Hilary Mantel is one of my favourite living authors, and one of her previous historical novels, “A Place of Greater Safety” is in the running for being my favourite book of all time (if you are at all interested in the French Revolution, read it, she brings the era to life like no one I have ever read.)

This time, she’s writing about the Tudor era, and in particular about Henry VIII and his chief advisor, Thomas Cromwell (and his cut throat rise to power).  The timing is perfect. We’ve had TV series recently about the Tudors, to tie in with the 500th anniversary of Henry VIIIs death. And C J Sansom’s amazing historical murder mysteries, set in precisely this era, have been huge best sellers in the UK.  (Also highly recommended if you are a fan of the genre.)

Mantel is a fantastic writer and I can’t wait to see how she’s treated the subject matter. I’m planning to work my way through the book this month and see how it goes. She made the Booker shortlist last year also but maybe this is going to be her year to shine.

In the Loop

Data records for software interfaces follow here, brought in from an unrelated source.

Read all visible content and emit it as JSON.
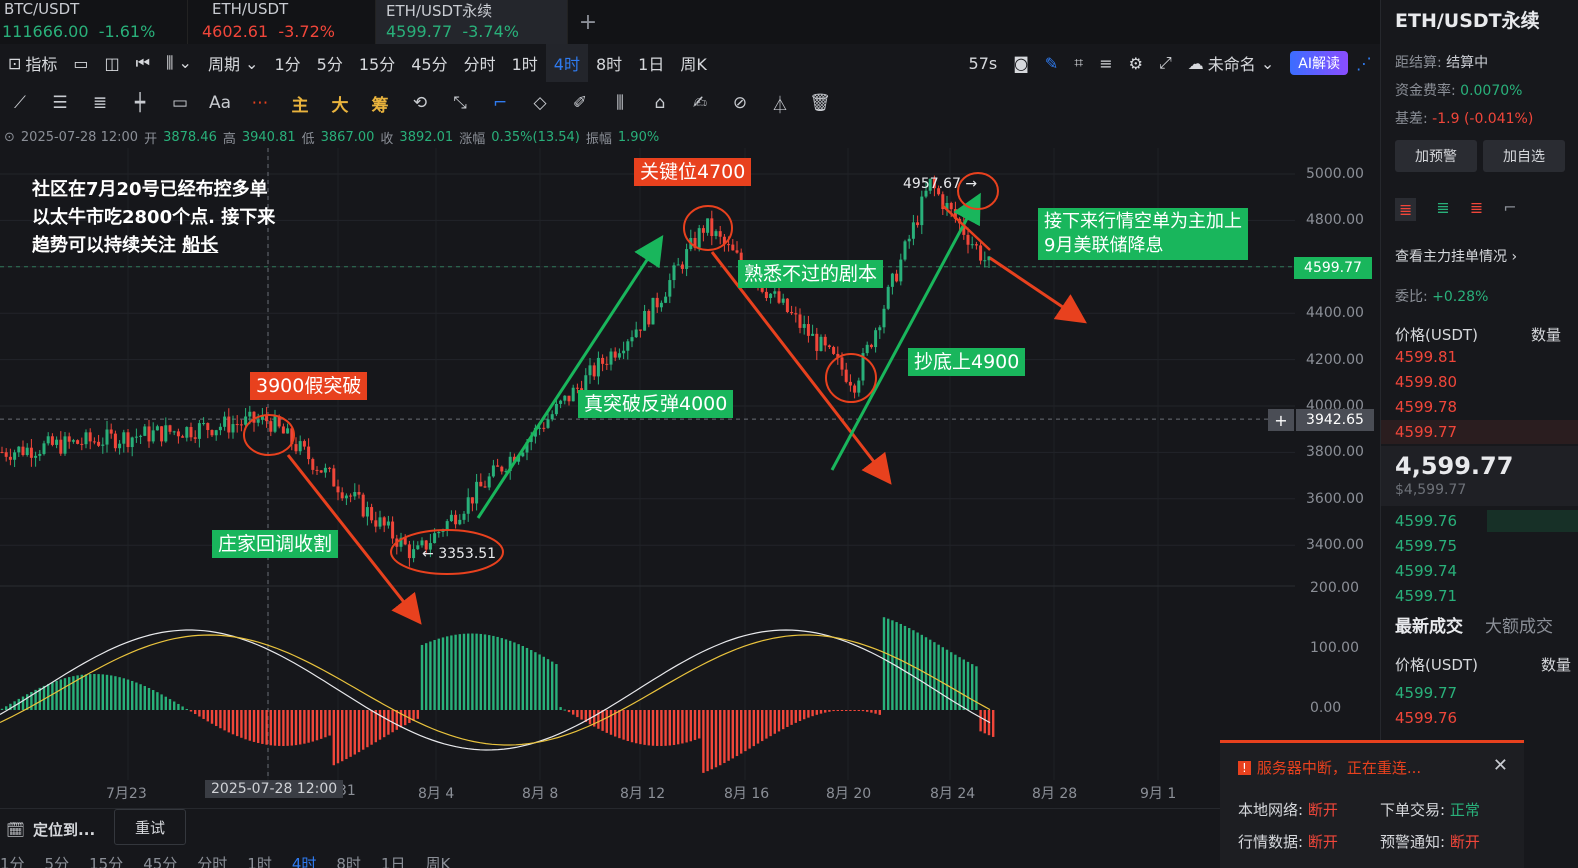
{
  "tabs": [
    {
      "symbol": "BTC/USDT",
      "price": "111666.00",
      "change": "-1.61%",
      "price_color": "#29b07a"
    },
    {
      "symbol": "ETH/USDT",
      "price": "4602.61",
      "change": "-3.72%",
      "price_color": "#f0463a"
    },
    {
      "symbol": "ETH/USDT永续",
      "price": "4599.77",
      "change": "-3.74%",
      "price_color": "#29b07a"
    }
  ],
  "toolbar": {
    "indicators": "指标",
    "period": "周期",
    "periods": [
      "1分",
      "5分",
      "15分",
      "45分",
      "分时",
      "1时",
      "4时",
      "8时",
      "1日",
      "周K"
    ],
    "selected_period": "4时",
    "timer": "57s",
    "layout_name": "未命名",
    "ai_label": "AI解读"
  },
  "drawing_tools": {
    "text_tool": "Aa",
    "main": "主",
    "big": "大",
    "chip": "筹"
  },
  "ohlc": {
    "date": "2025-07-28 12:00",
    "open_label": "开",
    "open": "3878.46",
    "high_label": "高",
    "high": "3940.81",
    "low_label": "低",
    "low": "3867.00",
    "close_label": "收",
    "close": "3892.01",
    "change_label": "涨幅",
    "change": "0.35%(13.54)",
    "amp_label": "振幅",
    "amp": "1.90%"
  },
  "annotations": {
    "left_note_1": "社区在7月20号已经布控多单",
    "left_note_2": "以太牛市吃2800个点. 接下来",
    "left_note_3": "趋势可以持续关注",
    "left_note_link": "船长",
    "fake_break": "3900假突破",
    "harvest": "庄家回调收割",
    "low_label": "3353.51",
    "true_break": "真突破反弹4000",
    "key_level": "关键位4700",
    "familiar": "熟悉不过的剧本",
    "bottom_buy": "抄底上4900",
    "high_label": "4957.67",
    "next_1": "接下来行情空单为主加上",
    "next_2": "9月美联储降息"
  },
  "price_axis": {
    "labels": [
      "5000.00",
      "4800.00",
      "4600.00",
      "4400.00",
      "4200.00",
      "4000.00",
      "3800.00",
      "3600.00",
      "3400.00"
    ],
    "current": "4599.77",
    "cursor": "3942.65",
    "macd_labels": [
      "200.00",
      "100.00",
      "0.00"
    ]
  },
  "x_axis": {
    "labels": [
      "7月23",
      "31",
      "8月 4",
      "8月 8",
      "8月 12",
      "8月 16",
      "8月 20",
      "8月 24",
      "8月 28",
      "9月 1"
    ],
    "cursor": "2025-07-28 12:00"
  },
  "chart_data": {
    "type": "candlestick",
    "interval": "4时",
    "x": [
      "7月23",
      "7月28",
      "8月 3",
      "8月 12",
      "8月 14",
      "8月 20",
      "8月 23",
      "8月 25"
    ],
    "price_path": [
      3800,
      3940,
      3353.51,
      4400,
      4780,
      4100,
      4957.67,
      4599.77
    ],
    "current_price": 4599.77,
    "marked_levels": [
      3942.65,
      4599.77
    ],
    "high": 4957.67,
    "low": 3353.51,
    "ylim": [
      3300,
      5050
    ],
    "macd_ylim": [
      -100,
      200
    ],
    "colors": {
      "up": "#29b07a",
      "down": "#f0463a",
      "dif": "#e8e9ec",
      "dea": "#e9c33d"
    }
  },
  "bottom": {
    "locate": "定位到...",
    "retry": "重试",
    "periods": [
      "1分",
      "5分",
      "15分",
      "45分",
      "分时",
      "1时",
      "4时",
      "8时",
      "1日",
      "周K"
    ]
  },
  "right_panel": {
    "title": "ETH/USDT永续",
    "settle_label": "距结算:",
    "settle_value": "结算中",
    "funding_label": "资金费率:",
    "funding_value": "0.0070%",
    "basis_label": "基差:",
    "basis_value": "-1.9 (-0.041%)",
    "alert_btn": "加预警",
    "watch_btn": "加自选",
    "orderbook_link": "查看主力挂单情况",
    "ratio_label": "委比:",
    "ratio_value": "+0.28%",
    "price_header": "价格(USDT)",
    "qty_header": "数量",
    "asks": [
      "4599.81",
      "4599.80",
      "4599.78",
      "4599.77"
    ],
    "last_price": "4,599.77",
    "last_price_usd": "$4,599.77",
    "bids": [
      "4599.76",
      "4599.75",
      "4599.74",
      "4599.71"
    ],
    "trades_tab": "最新成交",
    "big_trades_tab": "大额成交",
    "trades_price_header": "价格(USDT)",
    "trades_qty_header": "数量",
    "trades": [
      "4599.77",
      "4599.76"
    ]
  },
  "toast": {
    "title": "服务器中断，正在重连...",
    "net_label": "本地网络:",
    "net_value": "断开",
    "order_label": "下单交易:",
    "order_value": "正常",
    "market_label": "行情数据:",
    "market_value": "断开",
    "alert_label": "预警通知:",
    "alert_value": "断开"
  }
}
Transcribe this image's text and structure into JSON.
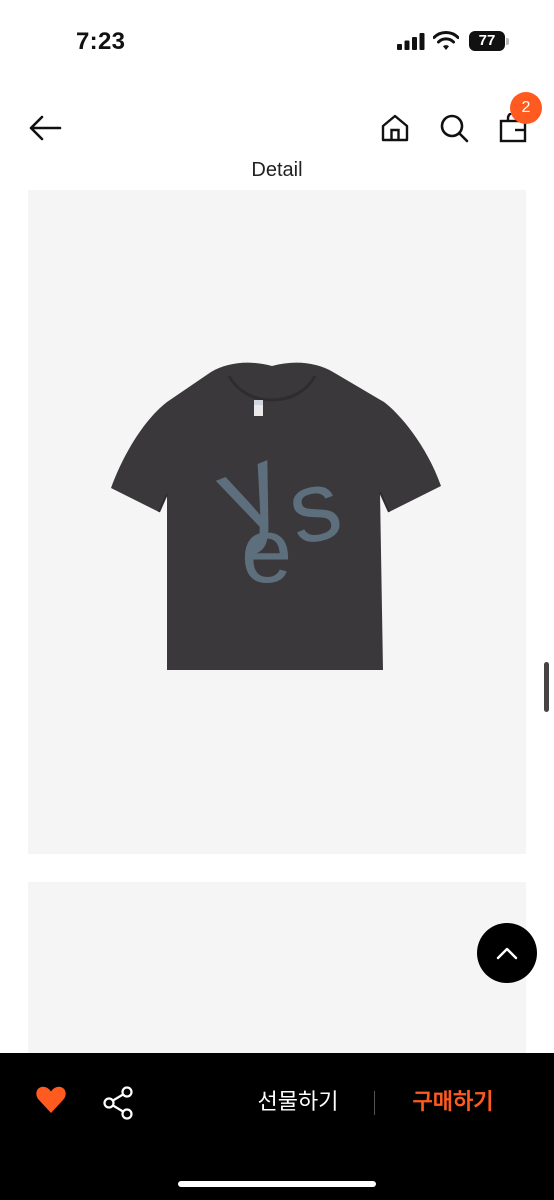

The DVD of choice this week was a film I missed when it was in the cinemas. In the Loop is a smart political comedy about incompetent ministers, sweary scottish spin doctors, Anglo-American politics and war in Asia.

The Guardian called it the smartest, sharpest comedy of the year and they could very well be right. One of the least Hollywood films I have seen all year – it’s very sharp, surprisingly funny, and the characters are brilliantly drawn and characterised. Highly recommended if you like your satire razor-sharp and aren’t bothered by heavy swearing.

District 9

30 years ago, aliens made contact with Earth. And it’s been downhill all the way from there for the ‘prawns’. District 9 is real science fiction, all about ideas and speculation, rather than the flimsy excuse for high budget action scenes that Hollywood sci fi often presents.

It made me think. And that’s a common link with all of these games, books, and films.

Highly recommended, although it is rather visceral in parts (Peter Jackson’s influence, perhaps).